England victory one for the part-timers
ENGLAND qualified for the World Cup last night.
But those people around you in the pub jumping up and down – they are not real football fans.
Football is a tribal game.
Manchester United fans hate Liverpool fans, Tottenham fans hate Arsenal fans, everybody hates Leeds fans.
Many goings-on in last night’s match were a bit odd.
Slaven Bilic attempting to wear an earring and still be a respectable international manager.
Fabio Capello giggling after Wayne Rooney scored England’s fifth goal, then remembering to put his default straight face back on.
Steve McManaman forgetting he is not on Setanta anymore and rocking the waistcoat on terrestrial TV.

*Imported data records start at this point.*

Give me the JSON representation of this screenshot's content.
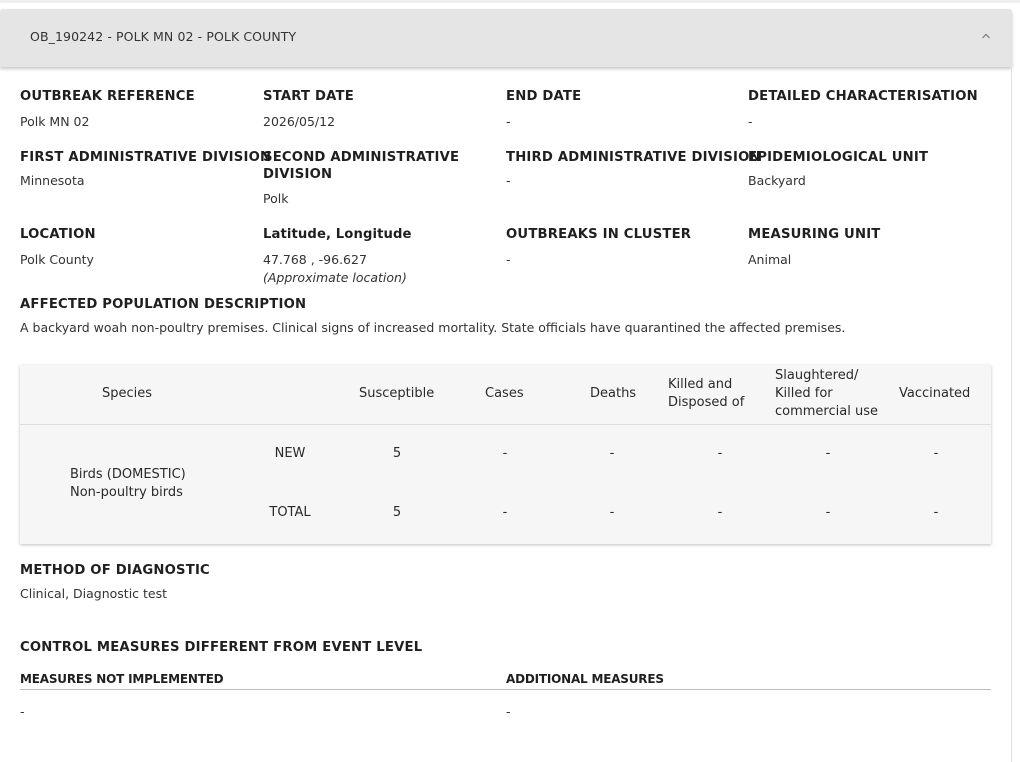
{
  "header": {
    "title": "OB_190242 - POLK MN 02 - POLK COUNTY"
  },
  "fields": {
    "outbreak_reference": {
      "label": "OUTBREAK REFERENCE",
      "value": "Polk MN 02"
    },
    "start_date": {
      "label": "START DATE",
      "value": "2026/05/12"
    },
    "end_date": {
      "label": "END DATE",
      "value": "-"
    },
    "detailed_characterisation": {
      "label": "DETAILED CHARACTERISATION",
      "value": "-"
    },
    "first_admin_division": {
      "label": "FIRST ADMINISTRATIVE DIVISION",
      "value": "Minnesota"
    },
    "second_admin_division": {
      "label_line1": "SECOND ADMINISTRATIVE",
      "label_line2": "DIVISION",
      "value": "Polk"
    },
    "third_admin_division": {
      "label": "THIRD ADMINISTRATIVE DIVISION",
      "value": "-"
    },
    "epidemiological_unit": {
      "label": "EPIDEMIOLOGICAL UNIT",
      "value": "Backyard"
    },
    "location": {
      "label": "LOCATION",
      "value": "Polk County"
    },
    "lat_long": {
      "label": "Latitude, Longitude",
      "value": "47.768 , -96.627",
      "note": "(Approximate location)"
    },
    "outbreaks_in_cluster": {
      "label": "OUTBREAKS IN CLUSTER",
      "value": "-"
    },
    "measuring_unit": {
      "label": "MEASURING UNIT",
      "value": "Animal"
    }
  },
  "affected_population": {
    "label": "AFFECTED POPULATION DESCRIPTION",
    "value": "A backyard woah non-poultry premises. Clinical signs of increased mortality. State officials have quarantined the affected premises."
  },
  "table": {
    "headers": {
      "species": "Species",
      "susceptible": "Susceptible",
      "cases": "Cases",
      "deaths": "Deaths",
      "killed_line1": "Killed and",
      "killed_line2": "Disposed of",
      "slaughtered_line1": "Slaughtered/",
      "slaughtered_line2": "Killed for",
      "slaughtered_line3": "commercial use",
      "vaccinated": "Vaccinated"
    },
    "species_line1": "Birds (DOMESTIC)",
    "species_line2": "Non-poultry birds",
    "rows": [
      {
        "type": "NEW",
        "susceptible": "5",
        "cases": "-",
        "deaths": "-",
        "killed": "-",
        "slaughtered": "-",
        "vaccinated": "-"
      },
      {
        "type": "TOTAL",
        "susceptible": "5",
        "cases": "-",
        "deaths": "-",
        "killed": "-",
        "slaughtered": "-",
        "vaccinated": "-"
      }
    ]
  },
  "method_of_diagnostic": {
    "label": "METHOD OF DIAGNOSTIC",
    "value": "Clinical, Diagnostic test"
  },
  "control_measures": {
    "label": "CONTROL MEASURES DIFFERENT FROM EVENT LEVEL",
    "not_implemented_label": "MEASURES NOT IMPLEMENTED",
    "not_implemented_value": "-",
    "additional_label": "ADDITIONAL MEASURES",
    "additional_value": "-"
  },
  "icons": {
    "collapse": "chevron-up-icon"
  }
}
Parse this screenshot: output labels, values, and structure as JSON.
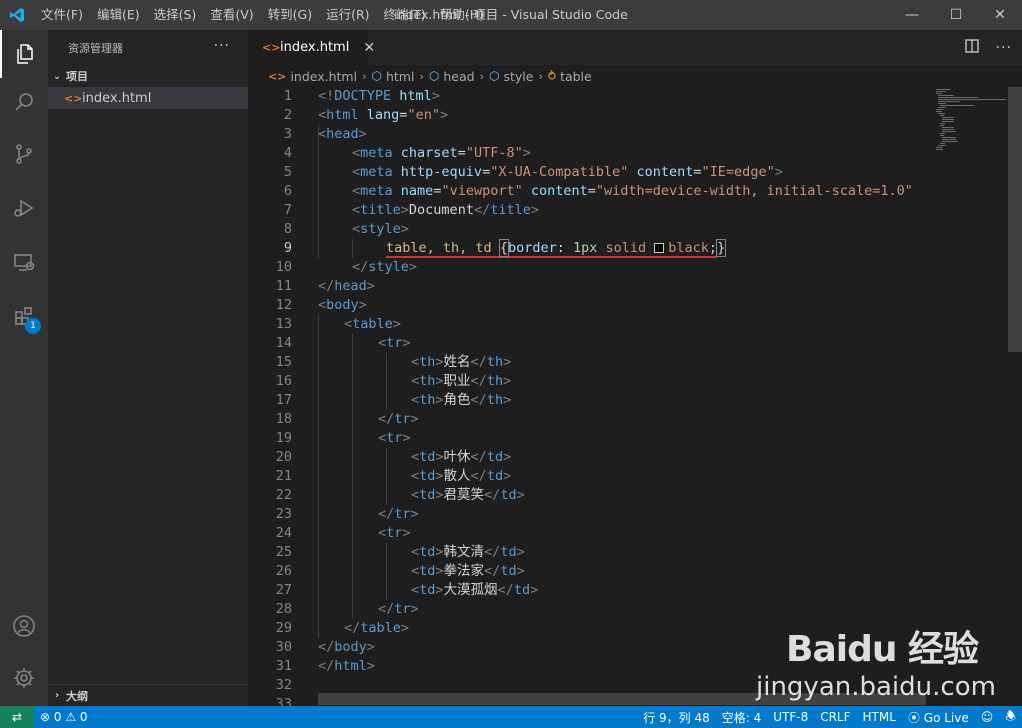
{
  "titlebar": {
    "menu": [
      "文件(F)",
      "编辑(E)",
      "选择(S)",
      "查看(V)",
      "转到(G)",
      "运行(R)",
      "终端(T)",
      "帮助(H)"
    ],
    "title": "index.html - 项目 - Visual Studio Code",
    "minimize": "—",
    "maximize": "☐",
    "close": "✕"
  },
  "activitybar": {
    "extensions_badge": "1"
  },
  "sidebar": {
    "header": "资源管理器",
    "more": "···",
    "section": "项目",
    "file": "index.html",
    "outline": "大纲"
  },
  "editor": {
    "tab_label": "index.html",
    "tab_close": "✕",
    "breadcrumb": [
      "index.html",
      "html",
      "head",
      "style",
      "table"
    ],
    "line_numbers": [
      "1",
      "2",
      "3",
      "4",
      "5",
      "6",
      "7",
      "8",
      "9",
      "10",
      "11",
      "12",
      "13",
      "14",
      "15",
      "16",
      "17",
      "18",
      "19",
      "20",
      "21",
      "22",
      "23",
      "24",
      "25",
      "26",
      "27",
      "28",
      "29",
      "30",
      "31",
      "32",
      "33"
    ],
    "lines": {
      "l1": [
        "<!",
        "DOCTYPE",
        " html",
        ">"
      ],
      "l2": [
        "<",
        "html",
        " lang",
        "=",
        "\"en\"",
        ">"
      ],
      "l3": [
        "<",
        "head",
        ">"
      ],
      "l4": [
        "<",
        "meta",
        " charset",
        "=",
        "\"UTF-8\"",
        ">"
      ],
      "l5": [
        "<",
        "meta",
        " http-equiv",
        "=",
        "\"X-UA-Compatible\"",
        " content",
        "=",
        "\"IE=edge\"",
        ">"
      ],
      "l6": [
        "<",
        "meta",
        " name",
        "=",
        "\"viewport\"",
        " content",
        "=",
        "\"width=device-width, initial-scale=1.0\""
      ],
      "l7": [
        "<",
        "title",
        ">",
        "Document",
        "</",
        "title",
        ">"
      ],
      "l8": [
        "<",
        "style",
        ">"
      ],
      "l9": [
        "table, th, td ",
        "{",
        "border",
        ": ",
        "1px",
        " solid ",
        "black",
        ";",
        "}"
      ],
      "l10": [
        "</",
        "style",
        ">"
      ],
      "l11": [
        "</",
        "head",
        ">"
      ],
      "l12": [
        "<",
        "body",
        ">"
      ],
      "l13": [
        "<",
        "table",
        ">"
      ],
      "l14": [
        "<",
        "tr",
        ">"
      ],
      "l15": [
        "<",
        "th",
        ">",
        "姓名",
        "</",
        "th",
        ">"
      ],
      "l16": [
        "<",
        "th",
        ">",
        "职业",
        "</",
        "th",
        ">"
      ],
      "l17": [
        "<",
        "th",
        ">",
        "角色",
        "</",
        "th",
        ">"
      ],
      "l18": [
        "</",
        "tr",
        ">"
      ],
      "l19": [
        "<",
        "tr",
        ">"
      ],
      "l20": [
        "<",
        "td",
        ">",
        "叶休",
        "</",
        "td",
        ">"
      ],
      "l21": [
        "<",
        "td",
        ">",
        "散人",
        "</",
        "td",
        ">"
      ],
      "l22": [
        "<",
        "td",
        ">",
        "君莫笑",
        "</",
        "td",
        ">"
      ],
      "l23": [
        "</",
        "tr",
        ">"
      ],
      "l24": [
        "<",
        "tr",
        ">"
      ],
      "l25": [
        "<",
        "td",
        ">",
        "韩文清",
        "</",
        "td",
        ">"
      ],
      "l26": [
        "<",
        "td",
        ">",
        "拳法家",
        "</",
        "td",
        ">"
      ],
      "l27": [
        "<",
        "td",
        ">",
        "大漠孤烟",
        "</",
        "td",
        ">"
      ],
      "l28": [
        "</",
        "tr",
        ">"
      ],
      "l29": [
        "</",
        "table",
        ">"
      ],
      "l30": [
        "</",
        "body",
        ">"
      ],
      "l31": [
        "</",
        "html",
        ">"
      ]
    }
  },
  "statusbar": {
    "remote": "⇄",
    "problems": "⊗ 0 ⚠ 0",
    "position": "行 9，列 48",
    "spaces": "空格: 4",
    "encoding": "UTF-8",
    "eol": "CRLF",
    "language": "HTML",
    "golive": "Go Live"
  },
  "watermark": {
    "brand": "Baidu 经验",
    "sub": "jingyan.baidu.com"
  }
}
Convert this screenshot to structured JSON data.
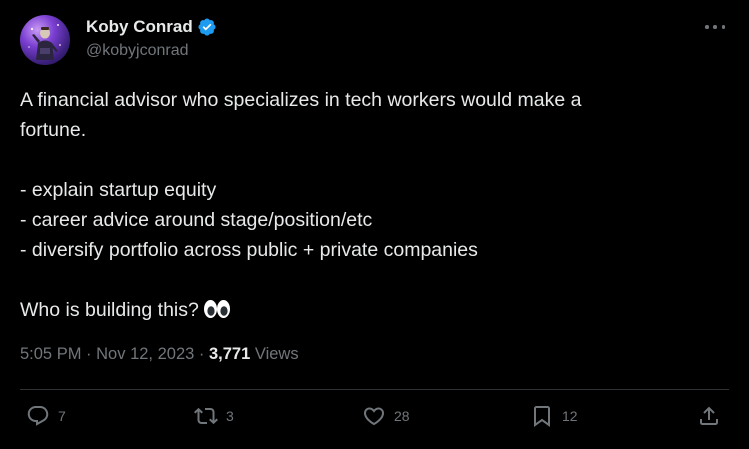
{
  "author": {
    "display_name": "Koby Conrad",
    "handle": "@kobyjconrad",
    "verified": true,
    "verified_color": "#1d9bf0"
  },
  "tweet": {
    "lines": [
      "A financial advisor who specializes in tech workers would make a",
      "fortune.",
      "- explain startup equity",
      "- career advice around stage/position/etc",
      "- diversify portfolio across public + private companies",
      "Who is building this?"
    ],
    "emoji": "eyes-emoji"
  },
  "meta": {
    "time": "5:05 PM",
    "separator": "·",
    "date": "Nov 12, 2023",
    "views_count": "3,771",
    "views_label": "Views"
  },
  "actions": {
    "replies": "7",
    "retweets": "3",
    "likes": "28",
    "bookmarks": "12"
  },
  "colors": {
    "background": "#000000",
    "text_primary": "#e7e9ea",
    "text_secondary": "#71767b",
    "divider": "#2f3336"
  }
}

But it is the idea that football fans can unite behind one team, and each other’s players, that is most flawed.
It is impossible to be a football fan- a real, end-of-the-world-if-you-lose, Darlington-away-on-a-wet-Tuesday, football fan – and not support a club, a club that means more to you than close family members.
Supporters of lower league clubs will always be asked if they also follow a Premier League alternative.
A real football fan will always answer no.
And so it is with England.
A real football fan will always pick the fortunes of their club ahead of the fortunes of their national team.
Millions of fans all over the nation would sacrifice England’s World Cup qualification for their own club winning the league/promotion/avoiding relegation (delete where applicable) this season.
And that is exactly how it should be.